-------- DATA SECTION

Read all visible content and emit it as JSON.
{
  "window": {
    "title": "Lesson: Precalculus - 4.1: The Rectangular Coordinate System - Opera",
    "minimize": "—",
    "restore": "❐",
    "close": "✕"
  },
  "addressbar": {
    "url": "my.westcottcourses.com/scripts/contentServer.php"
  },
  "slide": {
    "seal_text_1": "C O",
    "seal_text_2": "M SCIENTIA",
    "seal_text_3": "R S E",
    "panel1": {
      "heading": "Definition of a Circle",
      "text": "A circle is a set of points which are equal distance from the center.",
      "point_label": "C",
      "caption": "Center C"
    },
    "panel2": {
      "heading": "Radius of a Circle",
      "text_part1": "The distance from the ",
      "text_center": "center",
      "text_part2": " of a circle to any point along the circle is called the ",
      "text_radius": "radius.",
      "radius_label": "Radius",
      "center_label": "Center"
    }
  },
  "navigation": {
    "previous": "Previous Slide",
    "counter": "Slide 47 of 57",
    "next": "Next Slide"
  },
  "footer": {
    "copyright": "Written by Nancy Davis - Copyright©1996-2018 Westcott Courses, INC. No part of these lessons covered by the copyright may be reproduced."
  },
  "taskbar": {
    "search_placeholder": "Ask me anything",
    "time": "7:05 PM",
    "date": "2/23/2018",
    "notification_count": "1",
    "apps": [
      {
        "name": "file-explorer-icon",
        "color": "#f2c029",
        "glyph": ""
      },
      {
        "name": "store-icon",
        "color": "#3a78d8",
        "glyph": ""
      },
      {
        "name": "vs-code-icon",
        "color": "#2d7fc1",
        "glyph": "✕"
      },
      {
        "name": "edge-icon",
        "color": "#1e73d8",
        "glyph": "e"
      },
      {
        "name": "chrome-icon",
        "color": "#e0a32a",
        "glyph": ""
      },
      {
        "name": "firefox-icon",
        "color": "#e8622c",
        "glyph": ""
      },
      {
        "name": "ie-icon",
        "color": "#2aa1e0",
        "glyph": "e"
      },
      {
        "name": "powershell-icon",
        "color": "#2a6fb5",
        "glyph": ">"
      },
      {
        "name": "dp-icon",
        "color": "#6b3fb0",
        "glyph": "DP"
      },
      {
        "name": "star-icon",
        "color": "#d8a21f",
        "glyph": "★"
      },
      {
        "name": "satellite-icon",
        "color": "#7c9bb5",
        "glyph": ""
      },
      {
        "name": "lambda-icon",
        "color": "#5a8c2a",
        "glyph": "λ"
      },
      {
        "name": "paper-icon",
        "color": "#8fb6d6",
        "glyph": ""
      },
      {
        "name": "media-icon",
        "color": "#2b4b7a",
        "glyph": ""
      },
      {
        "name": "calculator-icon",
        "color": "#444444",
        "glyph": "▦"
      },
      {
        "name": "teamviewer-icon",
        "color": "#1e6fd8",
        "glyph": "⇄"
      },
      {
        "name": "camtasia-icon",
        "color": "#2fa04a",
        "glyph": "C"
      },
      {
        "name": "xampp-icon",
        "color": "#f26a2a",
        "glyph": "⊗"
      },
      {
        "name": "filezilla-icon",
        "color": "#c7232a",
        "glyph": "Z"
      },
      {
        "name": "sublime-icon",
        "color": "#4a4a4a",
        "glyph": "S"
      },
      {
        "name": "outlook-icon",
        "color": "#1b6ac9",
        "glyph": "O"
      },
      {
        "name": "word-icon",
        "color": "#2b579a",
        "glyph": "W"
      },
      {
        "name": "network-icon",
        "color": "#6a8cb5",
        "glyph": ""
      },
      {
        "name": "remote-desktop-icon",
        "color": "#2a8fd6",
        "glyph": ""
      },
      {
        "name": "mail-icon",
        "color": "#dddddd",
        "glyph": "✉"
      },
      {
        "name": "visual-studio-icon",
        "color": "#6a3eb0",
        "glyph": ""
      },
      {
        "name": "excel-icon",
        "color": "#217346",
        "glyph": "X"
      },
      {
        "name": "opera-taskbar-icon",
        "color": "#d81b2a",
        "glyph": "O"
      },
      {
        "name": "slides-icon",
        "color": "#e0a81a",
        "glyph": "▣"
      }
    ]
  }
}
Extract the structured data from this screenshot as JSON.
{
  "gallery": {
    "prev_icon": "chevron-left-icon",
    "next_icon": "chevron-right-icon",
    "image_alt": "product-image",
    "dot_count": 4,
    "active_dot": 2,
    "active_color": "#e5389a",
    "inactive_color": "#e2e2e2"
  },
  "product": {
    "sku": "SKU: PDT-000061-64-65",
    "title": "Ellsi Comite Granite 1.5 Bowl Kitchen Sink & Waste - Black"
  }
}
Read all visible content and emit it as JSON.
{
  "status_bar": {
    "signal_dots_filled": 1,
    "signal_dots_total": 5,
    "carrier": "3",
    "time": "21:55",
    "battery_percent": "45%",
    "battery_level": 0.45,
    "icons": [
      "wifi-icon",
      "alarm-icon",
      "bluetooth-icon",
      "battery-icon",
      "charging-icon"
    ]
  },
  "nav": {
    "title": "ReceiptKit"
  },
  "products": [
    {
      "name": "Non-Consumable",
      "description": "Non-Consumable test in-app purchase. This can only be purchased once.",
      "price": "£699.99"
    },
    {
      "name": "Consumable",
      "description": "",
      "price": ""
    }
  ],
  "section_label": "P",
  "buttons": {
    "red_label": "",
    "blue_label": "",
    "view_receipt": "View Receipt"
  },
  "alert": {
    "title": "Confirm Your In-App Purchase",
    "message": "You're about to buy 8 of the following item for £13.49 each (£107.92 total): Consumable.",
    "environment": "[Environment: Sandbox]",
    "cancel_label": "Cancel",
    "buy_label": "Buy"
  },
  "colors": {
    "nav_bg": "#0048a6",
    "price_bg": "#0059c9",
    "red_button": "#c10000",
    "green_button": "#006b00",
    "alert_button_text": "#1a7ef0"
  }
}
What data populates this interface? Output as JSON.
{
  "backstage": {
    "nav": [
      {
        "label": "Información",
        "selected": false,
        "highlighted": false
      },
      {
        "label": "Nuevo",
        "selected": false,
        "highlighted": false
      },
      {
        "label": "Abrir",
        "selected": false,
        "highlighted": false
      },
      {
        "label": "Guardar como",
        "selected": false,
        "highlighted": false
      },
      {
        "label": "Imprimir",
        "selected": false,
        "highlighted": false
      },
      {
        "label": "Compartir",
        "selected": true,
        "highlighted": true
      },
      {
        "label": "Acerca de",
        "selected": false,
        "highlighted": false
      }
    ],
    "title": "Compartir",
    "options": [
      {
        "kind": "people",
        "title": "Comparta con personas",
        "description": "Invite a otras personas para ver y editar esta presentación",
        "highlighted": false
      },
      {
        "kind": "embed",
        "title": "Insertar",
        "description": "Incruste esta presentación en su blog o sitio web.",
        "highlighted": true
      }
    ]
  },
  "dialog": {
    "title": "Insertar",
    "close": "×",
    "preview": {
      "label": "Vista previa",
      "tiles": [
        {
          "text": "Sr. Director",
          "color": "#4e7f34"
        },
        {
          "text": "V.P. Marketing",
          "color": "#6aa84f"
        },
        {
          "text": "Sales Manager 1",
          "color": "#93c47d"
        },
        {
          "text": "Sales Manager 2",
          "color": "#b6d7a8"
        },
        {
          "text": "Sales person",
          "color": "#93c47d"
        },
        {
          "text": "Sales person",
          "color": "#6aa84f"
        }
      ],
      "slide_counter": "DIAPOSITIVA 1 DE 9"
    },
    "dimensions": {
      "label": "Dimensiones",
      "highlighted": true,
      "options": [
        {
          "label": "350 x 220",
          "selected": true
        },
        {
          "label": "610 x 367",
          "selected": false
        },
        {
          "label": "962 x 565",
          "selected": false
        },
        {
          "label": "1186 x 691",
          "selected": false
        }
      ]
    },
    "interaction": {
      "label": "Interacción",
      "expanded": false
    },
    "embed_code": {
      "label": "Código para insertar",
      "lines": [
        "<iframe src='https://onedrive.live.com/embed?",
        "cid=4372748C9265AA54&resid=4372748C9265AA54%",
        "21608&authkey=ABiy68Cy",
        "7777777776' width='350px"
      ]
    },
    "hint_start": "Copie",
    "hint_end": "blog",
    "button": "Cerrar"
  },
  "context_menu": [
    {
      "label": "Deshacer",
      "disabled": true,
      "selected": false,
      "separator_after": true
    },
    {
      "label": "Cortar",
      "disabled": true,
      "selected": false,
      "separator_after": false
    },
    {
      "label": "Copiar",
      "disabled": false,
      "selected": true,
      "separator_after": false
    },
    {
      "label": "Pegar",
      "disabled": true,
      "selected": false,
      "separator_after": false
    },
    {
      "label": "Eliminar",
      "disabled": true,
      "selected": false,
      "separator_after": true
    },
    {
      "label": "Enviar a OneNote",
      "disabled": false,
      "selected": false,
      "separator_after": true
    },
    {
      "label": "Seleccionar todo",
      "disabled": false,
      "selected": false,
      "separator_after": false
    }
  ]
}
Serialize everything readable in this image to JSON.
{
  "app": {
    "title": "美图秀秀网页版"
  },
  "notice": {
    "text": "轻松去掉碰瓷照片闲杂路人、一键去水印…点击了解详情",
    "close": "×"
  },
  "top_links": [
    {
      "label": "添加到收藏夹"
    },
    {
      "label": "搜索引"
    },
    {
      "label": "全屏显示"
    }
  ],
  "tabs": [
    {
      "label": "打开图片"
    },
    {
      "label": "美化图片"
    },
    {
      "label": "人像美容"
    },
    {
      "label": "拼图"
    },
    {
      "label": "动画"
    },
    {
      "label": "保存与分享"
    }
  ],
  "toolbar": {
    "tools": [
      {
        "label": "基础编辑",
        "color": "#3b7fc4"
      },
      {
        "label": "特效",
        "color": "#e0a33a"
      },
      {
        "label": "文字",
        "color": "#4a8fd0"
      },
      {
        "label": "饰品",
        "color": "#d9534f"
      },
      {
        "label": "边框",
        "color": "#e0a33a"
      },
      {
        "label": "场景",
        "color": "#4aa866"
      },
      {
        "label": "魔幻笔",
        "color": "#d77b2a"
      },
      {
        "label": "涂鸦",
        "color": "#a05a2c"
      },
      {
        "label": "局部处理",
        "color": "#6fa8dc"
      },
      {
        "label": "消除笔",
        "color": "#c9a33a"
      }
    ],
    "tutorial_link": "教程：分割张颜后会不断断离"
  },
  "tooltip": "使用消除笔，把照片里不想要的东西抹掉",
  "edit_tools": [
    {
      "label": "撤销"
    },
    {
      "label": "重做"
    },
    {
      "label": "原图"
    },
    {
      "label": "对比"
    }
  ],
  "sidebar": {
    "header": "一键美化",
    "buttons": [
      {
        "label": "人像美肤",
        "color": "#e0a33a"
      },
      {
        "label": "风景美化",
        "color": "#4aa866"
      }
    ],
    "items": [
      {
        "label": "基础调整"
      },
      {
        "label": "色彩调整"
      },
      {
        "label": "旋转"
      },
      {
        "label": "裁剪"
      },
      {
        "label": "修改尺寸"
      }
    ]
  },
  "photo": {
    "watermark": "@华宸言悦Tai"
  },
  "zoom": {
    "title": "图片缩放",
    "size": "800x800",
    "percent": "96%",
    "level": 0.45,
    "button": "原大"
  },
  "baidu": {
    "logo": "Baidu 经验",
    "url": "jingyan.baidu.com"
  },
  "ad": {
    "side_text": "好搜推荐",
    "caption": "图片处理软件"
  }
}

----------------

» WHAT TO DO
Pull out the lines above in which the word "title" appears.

» RESPONSE BOX
    "title": "Lesson: Precalculus - 4.1: The Rectangular Coordinate System - Opera",
    "title": "Ellsi Comite Granite 1.5 Bowl Kitchen Sink & Waste - Black"
    "title": "ReceiptKit"
    "title": "Confirm Your In-App Purchase",
    "title": "Compartir",
        "title": "Comparta con personas",
        "title": "Insertar",
    "title": "Insertar",
    "title": "美图秀秀网页版"
    "title": "图片缩放",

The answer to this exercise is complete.